I am really (super, duper!) excited about Goal #3 for 2013: to do Project Life. I started 2012 with a similar goal. But I didn’t get very far. That’s right. I set a goal and I didn’t achieve it. It’s okay. It happens all the time. When it’s a goal you really want to make happen, you simply try again.
But, when you try the same goal for a second or third time, it makes sense to try a different approach. To do the same thing over and over again and expect a different result has been called the definition of insanity. And since my word for 2013 is happy—not insanity—I’m going to try something different to make Project Life 2013 a reality this time around.
My first step has been to get very clear about why I want to do this. Even though Project Life is a simplified approach to scrapbooking, taking on a project of this scope (documenting your everyday life for an entire year) is no small undertaking. I proved that to be true right around the middle of February 2012. (I have Project Life pages to prove it. Lots of blank Project Life pages that were intended to be used for March, April, May…)
One thing I know for sure is that the desire to achieve a goal has to be much stronger than the obstacles that will (inevitably) get in the way of that goal. It has been said that “where there’s a will there’s a way.” I think the reverse is true as well. When the will to do something isn’t very strong, it can be really hard to find the way. So step one, for me, is to really dig deep and understand why I want to do this. What is this project really about for me?

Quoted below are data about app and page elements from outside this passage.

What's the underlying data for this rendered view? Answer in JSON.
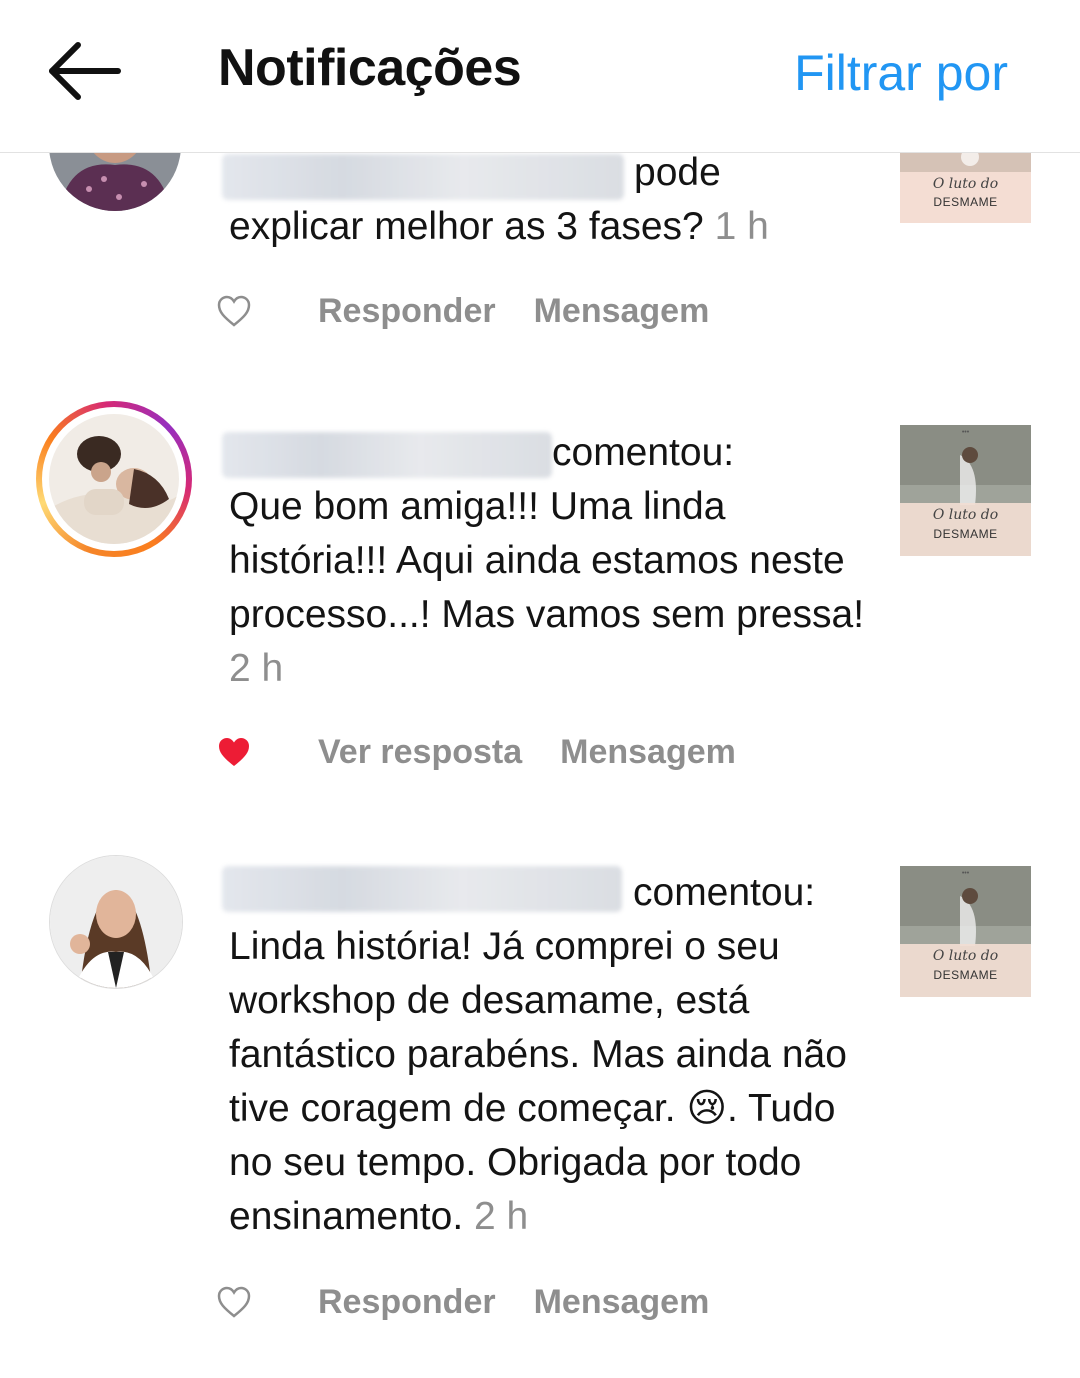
{
  "header": {
    "title": "Notificações",
    "filter_label": "Filtrar por"
  },
  "notifications": [
    {
      "suffix": "pode",
      "body": "explicar melhor as 3 fases?",
      "time": "1 h",
      "actions": [
        "Responder",
        "Mensagem"
      ],
      "liked": false,
      "thumb": {
        "title": "O luto do",
        "subtitle": "DESMAME"
      }
    },
    {
      "suffix": "comentou:",
      "body": "Que bom amiga!!! Uma linda história!!! Aqui ainda estamos neste processo...! Mas vamos sem pressa!",
      "time": "2 h",
      "actions": [
        "Ver resposta",
        "Mensagem"
      ],
      "liked": true,
      "thumb": {
        "title": "O luto do",
        "subtitle": "DESMAME"
      }
    },
    {
      "suffix": "comentou:",
      "body": "Linda história! Já comprei o seu workshop de desamame, está fantástico parabéns.  Mas ainda não tive coragem de começar. 😢. Tudo no seu tempo. Obrigada por todo ensinamento.",
      "time": "2 h",
      "actions": [
        "Responder",
        "Mensagem"
      ],
      "liked": false,
      "thumb": {
        "title": "O luto do",
        "subtitle": "DESMAME"
      }
    }
  ],
  "colors": {
    "accent": "#2196f3",
    "muted": "#8e8e8e",
    "liked_heart": "#ed1c35"
  },
  "icons": {
    "back": "arrow-left-icon",
    "like": "heart-outline-icon",
    "liked": "heart-filled-icon"
  }
}
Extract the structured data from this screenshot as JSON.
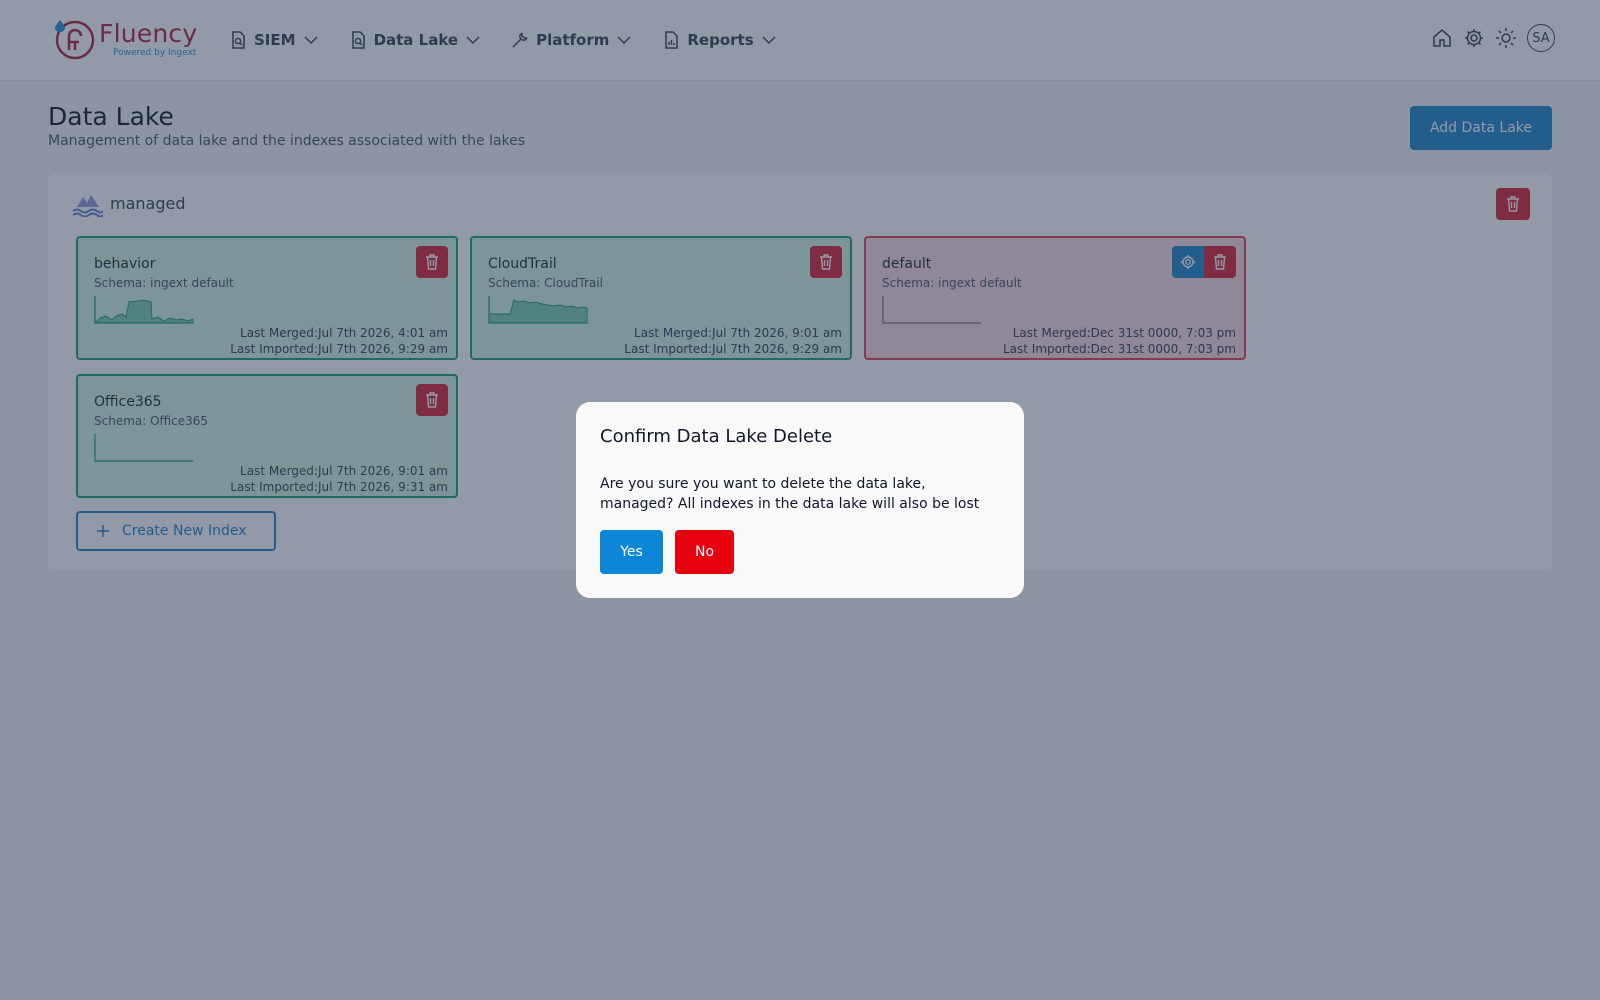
{
  "app": {
    "logo_text": "Fluency",
    "logo_sub": "Powered by Ingext"
  },
  "nav": {
    "items": [
      {
        "label": "SIEM",
        "icon": "search-doc-icon"
      },
      {
        "label": "Data Lake",
        "icon": "search-doc-icon"
      },
      {
        "label": "Platform",
        "icon": "wrench-icon"
      },
      {
        "label": "Reports",
        "icon": "report-icon"
      }
    ],
    "tools": [
      "home-icon",
      "gear-icon",
      "sun-icon"
    ],
    "avatar": "SA"
  },
  "page": {
    "title": "Data Lake",
    "subtitle": "Management of data lake and the indexes associated with the lakes",
    "add_button": "Add Data Lake"
  },
  "lake": {
    "name": "managed",
    "indexes": [
      {
        "name": "behavior",
        "schema": "Schema: ingext default",
        "last_merged": "Last Merged:Jul 7th 2026, 4:01 am",
        "last_imported": "Last Imported:Jul 7th 2026, 9:29 am",
        "status": "ok"
      },
      {
        "name": "CloudTrail",
        "schema": "Schema: CloudTrail",
        "last_merged": "Last Merged:Jul 7th 2026, 9:01 am",
        "last_imported": "Last Imported:Jul 7th 2026, 9:29 am",
        "status": "ok"
      },
      {
        "name": "default",
        "schema": "Schema: ingext default",
        "last_merged": "Last Merged:Dec 31st 0000, 7:03 pm",
        "last_imported": "Last Imported:Dec 31st 0000, 7:03 pm",
        "status": "error"
      },
      {
        "name": "Office365",
        "schema": "Schema: Office365",
        "last_merged": "Last Merged:Jul 7th 2026, 9:01 am",
        "last_imported": "Last Imported:Jul 7th 2026, 9:31 am",
        "status": "ok"
      }
    ],
    "create_index_label": "Create New Index"
  },
  "modal": {
    "title": "Confirm Data Lake Delete",
    "body": "Are you sure you want to delete the data lake, managed? All indexes in the data lake will also be lost",
    "yes_label": "Yes",
    "no_label": "No"
  },
  "colors": {
    "primary": "#0d86d6",
    "danger": "#e9000e",
    "ok_border": "#15a267",
    "error_border": "#e23a55",
    "brand": "#b01e3a"
  }
}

My desire to do Project Life in 2013 grew and grew throughout 2012. Even though I didn’t finish Project Life in 2012…I still wanted to. I collected ideas via Pinterest and read blog posts from “real life” Project Lifers. But what really cemented my desire to do Project Life in 2013 was when my Dad passed. Ironically, this is also part of the reason why I didn’t follow through in 2012. It was too painful for me to absorb and document that my dad was slipping away…as it was happening. But I really wish I had…
His passing made me realize so many things. One of those revelations is that you just don’t know when you’ll no longer have the chance to do that important project you always think you’ll have time for later…like next month or next year or whenever. You have to make the time for the people and projects that are most important to you. You have to make time…now.

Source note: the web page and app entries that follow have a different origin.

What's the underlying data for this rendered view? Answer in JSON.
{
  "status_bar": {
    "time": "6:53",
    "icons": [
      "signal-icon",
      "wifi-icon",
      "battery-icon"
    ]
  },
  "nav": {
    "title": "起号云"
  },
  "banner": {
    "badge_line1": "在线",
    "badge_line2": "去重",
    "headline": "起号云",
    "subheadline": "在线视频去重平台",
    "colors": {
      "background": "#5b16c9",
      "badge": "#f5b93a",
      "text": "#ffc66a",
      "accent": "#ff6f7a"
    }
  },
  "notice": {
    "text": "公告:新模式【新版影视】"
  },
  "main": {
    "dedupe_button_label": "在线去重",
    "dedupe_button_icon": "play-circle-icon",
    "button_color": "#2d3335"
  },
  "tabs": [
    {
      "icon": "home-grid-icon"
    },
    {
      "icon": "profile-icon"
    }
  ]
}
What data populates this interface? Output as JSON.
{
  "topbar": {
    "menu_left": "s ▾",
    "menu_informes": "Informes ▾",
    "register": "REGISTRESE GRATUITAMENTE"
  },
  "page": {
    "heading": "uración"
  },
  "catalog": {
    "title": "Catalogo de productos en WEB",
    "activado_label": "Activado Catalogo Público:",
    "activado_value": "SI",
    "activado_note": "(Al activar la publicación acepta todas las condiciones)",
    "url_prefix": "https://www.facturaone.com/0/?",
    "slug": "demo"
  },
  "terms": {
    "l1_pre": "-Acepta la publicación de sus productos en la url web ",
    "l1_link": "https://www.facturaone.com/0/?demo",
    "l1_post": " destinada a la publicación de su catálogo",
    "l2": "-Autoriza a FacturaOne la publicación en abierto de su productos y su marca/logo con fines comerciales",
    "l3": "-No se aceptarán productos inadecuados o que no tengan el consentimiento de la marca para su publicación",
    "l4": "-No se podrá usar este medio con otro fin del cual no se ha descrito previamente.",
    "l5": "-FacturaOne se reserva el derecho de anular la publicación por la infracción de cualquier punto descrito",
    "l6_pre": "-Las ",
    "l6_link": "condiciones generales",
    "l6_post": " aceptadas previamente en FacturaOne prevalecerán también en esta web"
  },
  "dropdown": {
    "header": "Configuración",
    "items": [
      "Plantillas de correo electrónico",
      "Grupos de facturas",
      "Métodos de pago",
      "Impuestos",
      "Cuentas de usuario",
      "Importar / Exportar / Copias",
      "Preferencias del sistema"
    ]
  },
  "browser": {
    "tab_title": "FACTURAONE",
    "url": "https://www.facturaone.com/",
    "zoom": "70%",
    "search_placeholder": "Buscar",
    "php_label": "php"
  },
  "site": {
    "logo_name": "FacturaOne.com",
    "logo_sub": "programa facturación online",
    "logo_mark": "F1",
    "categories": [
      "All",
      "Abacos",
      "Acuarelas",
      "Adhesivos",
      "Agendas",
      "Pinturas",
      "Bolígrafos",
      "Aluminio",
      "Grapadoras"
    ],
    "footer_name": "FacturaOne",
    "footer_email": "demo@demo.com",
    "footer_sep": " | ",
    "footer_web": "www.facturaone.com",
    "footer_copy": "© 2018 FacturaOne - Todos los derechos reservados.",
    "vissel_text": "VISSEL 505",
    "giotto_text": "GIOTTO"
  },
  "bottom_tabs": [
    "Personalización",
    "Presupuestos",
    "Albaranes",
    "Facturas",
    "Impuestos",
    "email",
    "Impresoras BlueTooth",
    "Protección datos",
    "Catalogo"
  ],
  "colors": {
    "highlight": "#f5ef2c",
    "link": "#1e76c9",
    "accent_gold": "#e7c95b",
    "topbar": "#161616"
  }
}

What’s more, when my Dad passed away I realized on a whole new level how important pictures really are to me. I always knew…but now I really know. I have experienced their importance in a whole new way. In the days right after my Dad died, my brother, sister and I spent hours sifting through boxes of old pictures and leafing through old photo albums. We printed recent digital photos off of our laptops. And we put our favorites all together on photo boards for his visitation.
That process was incredibly healing. I always thought those photo boards were for the people attending the visitation—so they could gain new insight into their friend’s or loved one’s life. And perhaps that is part of it. But I also believe it’s a secret form of therapy for the family members closest to the one who was lost. Putting those boards together is the only time I can remember, in my entire adult life, that my two siblings and I were together as just the three of us. No spouses, no kids…just the three original “Peterson kids” going through old photos, remembering our dad, and beginning to heal. What would we have done if there hadn’t been any photos?
We took the photo boards and the scrapbook I made for my Dad’s 70th birthday to his visitation. That 70th birthday scrapbook was called Your Life from A to Z. My brother and sister helped me pull that project together, just six years earlier. We came up with something meaningful in my dad’s life for each letter of the alphabet. We collected and scanned and printed old photos. We wrote stories for each letter of his life. We gathered photos and letters from my Dad’s family members including his two brothers and several of his cousins.
I took on the task of compiling my Dad’s “life” into a little six inch by six inch scrapbook.
As we looked through that scrapbook right after my dad passed away, my brother said to me “I’m really sorry I didn’t help more with this project. I didn’t understand at the time why you were doing it.”
“Now I get it,” he added.
Photos, stories, memories…they matter. More than I ever knew before. And that’s why I’m doing Project Life in 2013.
How about you? Are you doing Project Life in 2013? What’s your motivation for doing it? I’d love to hear from you.
P.S. In an upcoming post (or two) I’ll be sharing my new approach and how I’m getting myself organized for Project Life 2013. Check back soon.